Description: Report presenting an investigation in the transonic pressure tunnel to determine the aerodynamic loading characteristics of a 60 degree delta wing in the presence of a body with and without body indentation in accordance with the transonic-area-rule concept. Tests covered a range of angles of attack and Mach numbers. Results regarding force and moment coefficients and curves are provided.
Date: September 15, 1955
Creator: Mugler, John P., Jr.
Partner: UNT Libraries Government Documents Department

Preliminary Free-Jet Performance of XRJ43-MA-3 Flight-Weight Ram-Jet Engine at Mach Numbers of 2.35, 2.50, and 2.70

Description: The performance of the XRJ43-MA-3 flight-weight ram-jet engine has been investigated in a free-jet facility as part of the development program for the "Bomarc," ram-jet powered, interceptor-type missile. The engine performance was obtained at Mach number s of 2.35, 2.50, and 2.70, altitudes from 50,000 to 75,000 feet, and Miami hot day and cold day inlet temperatures at an angle of attack of +4 deg. At each flight condition investigated, the engine control set an inner-ring fuel flow which was held constant as outer-ring fuel flow was varied. Combustion screech, which occurred more readily at the higher combustor pressures, fuel-air ratios, and inlet temperatures, resulted in discontinuities in the performance curves and an improvement in engine performance.

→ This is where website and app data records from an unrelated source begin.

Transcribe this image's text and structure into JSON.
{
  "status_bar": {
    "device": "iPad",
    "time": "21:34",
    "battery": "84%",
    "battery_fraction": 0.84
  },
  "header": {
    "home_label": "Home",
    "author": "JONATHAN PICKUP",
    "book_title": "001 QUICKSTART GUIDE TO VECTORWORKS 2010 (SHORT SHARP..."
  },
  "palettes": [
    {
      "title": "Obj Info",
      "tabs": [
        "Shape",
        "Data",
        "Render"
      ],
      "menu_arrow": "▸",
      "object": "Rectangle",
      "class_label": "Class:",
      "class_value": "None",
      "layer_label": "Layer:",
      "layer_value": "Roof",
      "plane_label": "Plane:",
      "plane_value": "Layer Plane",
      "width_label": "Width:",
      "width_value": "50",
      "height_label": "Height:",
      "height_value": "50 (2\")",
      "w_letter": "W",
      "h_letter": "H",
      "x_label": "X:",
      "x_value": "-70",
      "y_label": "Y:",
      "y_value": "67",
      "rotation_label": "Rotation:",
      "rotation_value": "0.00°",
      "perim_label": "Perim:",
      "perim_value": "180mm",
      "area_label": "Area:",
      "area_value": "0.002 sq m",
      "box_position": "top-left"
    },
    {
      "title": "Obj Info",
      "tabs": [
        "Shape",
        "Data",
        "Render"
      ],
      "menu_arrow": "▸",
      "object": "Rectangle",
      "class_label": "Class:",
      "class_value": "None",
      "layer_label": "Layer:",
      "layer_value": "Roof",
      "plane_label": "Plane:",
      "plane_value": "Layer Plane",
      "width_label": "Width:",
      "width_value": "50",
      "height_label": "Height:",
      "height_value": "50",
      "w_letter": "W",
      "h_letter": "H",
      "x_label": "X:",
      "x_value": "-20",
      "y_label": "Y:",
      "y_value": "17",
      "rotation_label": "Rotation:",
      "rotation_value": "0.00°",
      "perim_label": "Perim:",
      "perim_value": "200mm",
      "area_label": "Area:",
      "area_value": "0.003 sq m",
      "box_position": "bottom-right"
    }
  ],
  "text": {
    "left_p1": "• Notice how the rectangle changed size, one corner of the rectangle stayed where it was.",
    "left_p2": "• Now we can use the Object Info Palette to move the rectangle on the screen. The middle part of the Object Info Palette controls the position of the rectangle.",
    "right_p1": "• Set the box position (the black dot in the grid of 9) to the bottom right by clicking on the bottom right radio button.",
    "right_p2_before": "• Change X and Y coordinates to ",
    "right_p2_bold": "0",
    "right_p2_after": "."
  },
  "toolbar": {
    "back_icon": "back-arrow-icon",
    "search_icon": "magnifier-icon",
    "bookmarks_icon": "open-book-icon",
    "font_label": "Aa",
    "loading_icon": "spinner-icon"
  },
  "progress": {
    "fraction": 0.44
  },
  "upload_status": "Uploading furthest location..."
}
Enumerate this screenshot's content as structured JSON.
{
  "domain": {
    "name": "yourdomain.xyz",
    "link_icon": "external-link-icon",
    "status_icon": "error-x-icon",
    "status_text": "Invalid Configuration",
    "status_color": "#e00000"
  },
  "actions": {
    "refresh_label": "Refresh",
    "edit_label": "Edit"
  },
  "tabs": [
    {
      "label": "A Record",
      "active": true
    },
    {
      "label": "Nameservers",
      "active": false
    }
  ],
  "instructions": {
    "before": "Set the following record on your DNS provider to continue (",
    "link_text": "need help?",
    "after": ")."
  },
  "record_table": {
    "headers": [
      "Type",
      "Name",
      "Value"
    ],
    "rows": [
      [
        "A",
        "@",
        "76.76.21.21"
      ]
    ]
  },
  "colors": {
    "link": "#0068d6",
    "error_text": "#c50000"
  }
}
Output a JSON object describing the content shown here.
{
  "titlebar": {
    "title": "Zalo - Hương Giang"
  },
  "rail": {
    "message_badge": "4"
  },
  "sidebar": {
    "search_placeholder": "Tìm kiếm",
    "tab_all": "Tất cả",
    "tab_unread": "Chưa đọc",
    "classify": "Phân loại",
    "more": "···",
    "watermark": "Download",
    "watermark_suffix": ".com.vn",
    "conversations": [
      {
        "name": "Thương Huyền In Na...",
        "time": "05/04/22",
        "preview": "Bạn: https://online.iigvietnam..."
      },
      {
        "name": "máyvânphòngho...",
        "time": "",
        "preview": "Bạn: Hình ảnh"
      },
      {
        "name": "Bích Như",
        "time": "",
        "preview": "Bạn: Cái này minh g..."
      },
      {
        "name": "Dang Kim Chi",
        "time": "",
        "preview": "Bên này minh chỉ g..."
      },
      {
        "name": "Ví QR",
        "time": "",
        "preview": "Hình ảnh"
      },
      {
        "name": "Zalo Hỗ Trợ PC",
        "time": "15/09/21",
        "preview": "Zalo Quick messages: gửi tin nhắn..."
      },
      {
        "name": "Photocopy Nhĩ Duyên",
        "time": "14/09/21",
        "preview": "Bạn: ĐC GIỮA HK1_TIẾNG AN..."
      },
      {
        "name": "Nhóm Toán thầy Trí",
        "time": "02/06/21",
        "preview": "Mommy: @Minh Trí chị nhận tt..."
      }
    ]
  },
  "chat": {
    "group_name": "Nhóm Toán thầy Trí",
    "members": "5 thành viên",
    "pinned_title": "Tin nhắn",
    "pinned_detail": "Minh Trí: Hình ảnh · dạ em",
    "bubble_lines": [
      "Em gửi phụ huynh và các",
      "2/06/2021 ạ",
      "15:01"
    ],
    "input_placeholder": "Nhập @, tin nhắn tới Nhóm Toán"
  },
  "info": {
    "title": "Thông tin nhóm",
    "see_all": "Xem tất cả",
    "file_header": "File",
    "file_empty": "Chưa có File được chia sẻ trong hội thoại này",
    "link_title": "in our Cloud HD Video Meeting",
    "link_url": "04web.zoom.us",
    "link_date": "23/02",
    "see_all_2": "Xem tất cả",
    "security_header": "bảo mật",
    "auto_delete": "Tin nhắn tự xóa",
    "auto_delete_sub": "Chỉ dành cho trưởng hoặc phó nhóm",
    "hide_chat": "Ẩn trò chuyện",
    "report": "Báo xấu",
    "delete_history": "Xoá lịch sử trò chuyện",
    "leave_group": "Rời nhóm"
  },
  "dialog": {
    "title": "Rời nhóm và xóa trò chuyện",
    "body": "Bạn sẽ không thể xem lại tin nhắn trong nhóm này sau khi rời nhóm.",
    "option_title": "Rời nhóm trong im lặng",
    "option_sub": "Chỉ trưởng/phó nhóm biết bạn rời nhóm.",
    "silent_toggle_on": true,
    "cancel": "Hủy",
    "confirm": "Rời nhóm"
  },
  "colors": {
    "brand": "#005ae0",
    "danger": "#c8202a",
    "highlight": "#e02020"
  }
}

The maximum time that the engine was allowed to operate continuously in the screech region was approximately 4 minutes. For these periods of time at the pressure levels investigated, no serious damage was evident. At a given fuel-air ratio, increasing the altitude or inlet temperature in the range investigated resulted in small reductions in net thrust coefficient. An increase in the flight Mach number raised the combustion efficiency but had little effect on the net thrust coefficient. Because conditions external to the engine did not simulate the actual flight conditions, no valid check of the durability of the combustion chamber and exhaust nozzle was obtained. All other engine components operated satisfactorily at least for at total burning time of 5 hours and high fuel-air-ratio operation of 35 minutes.
Date: November 18, 1955
Creator: McAulay, John E. & Prince, William R.
Partner: UNT Libraries Government Documents Department

Comparative dispersion data from ground-launched 2.25-inch rockets equipped with cruciform and monoplane fins

Description: Report presenting testing of about 150 rounds of 2.25-inch subcaliber aircraft rockets equipped with standard cruiform fins and twisted monoplane fins. No significant difference in dispersion was observed for the different configurations of fins on the rockets. Results regarding the stability of the different types of rockets, and general characteristics of the flight paths are provided.
Date: November 1, 1955
Creator: Purser, Paul E.
Partner: UNT Libraries Government Documents Department

Performance characteristics of cylindrical target-type thrust reversers

Description: From tests on cylindrical target-type thrust reversers, it was found that the reverser frontal area, lip angle, end-plate angle, and end-plate depth had important effects on reverse-thrust performance. Frontal area, reverser depth, lip angle, and end-plate angele had important effects on the spacing required for unrestricted nozzle flow. For reverse-thrust ratios greater than 64 percent, the reversed flow attached to the 7 degree cowl in quiescent air. Swept-type cylindrical reversers were generally unstable. The thrust-modulation characteristics of a cylindrical target-type thrust reverser were found to be satisfactory.
Date: January 11, 1956
Creator: Steffen, Fred W & Mcardle, Jack G
Partner: UNT Libraries Government Documents Department

Comparison of performance and component frontal areas of hypothetical two-spool and one-spool turbojet engines

Description: For constant-mechanical-speed operation, the two-spool thrust values are as great as or greater than the one-spool thrust values over the entire flight range considered, while the specific fuel consumption for the two engines agrees within 1 percent. The maximum difference in thrust occurs at Mach 2.8 in the stratosphere, where the two-spool thrust advantage is about 9 percent for operation with the after burning.
Date: January 17, 1956
Creator: Dugan, James F , Jr
Partner: UNT Libraries Government Documents Department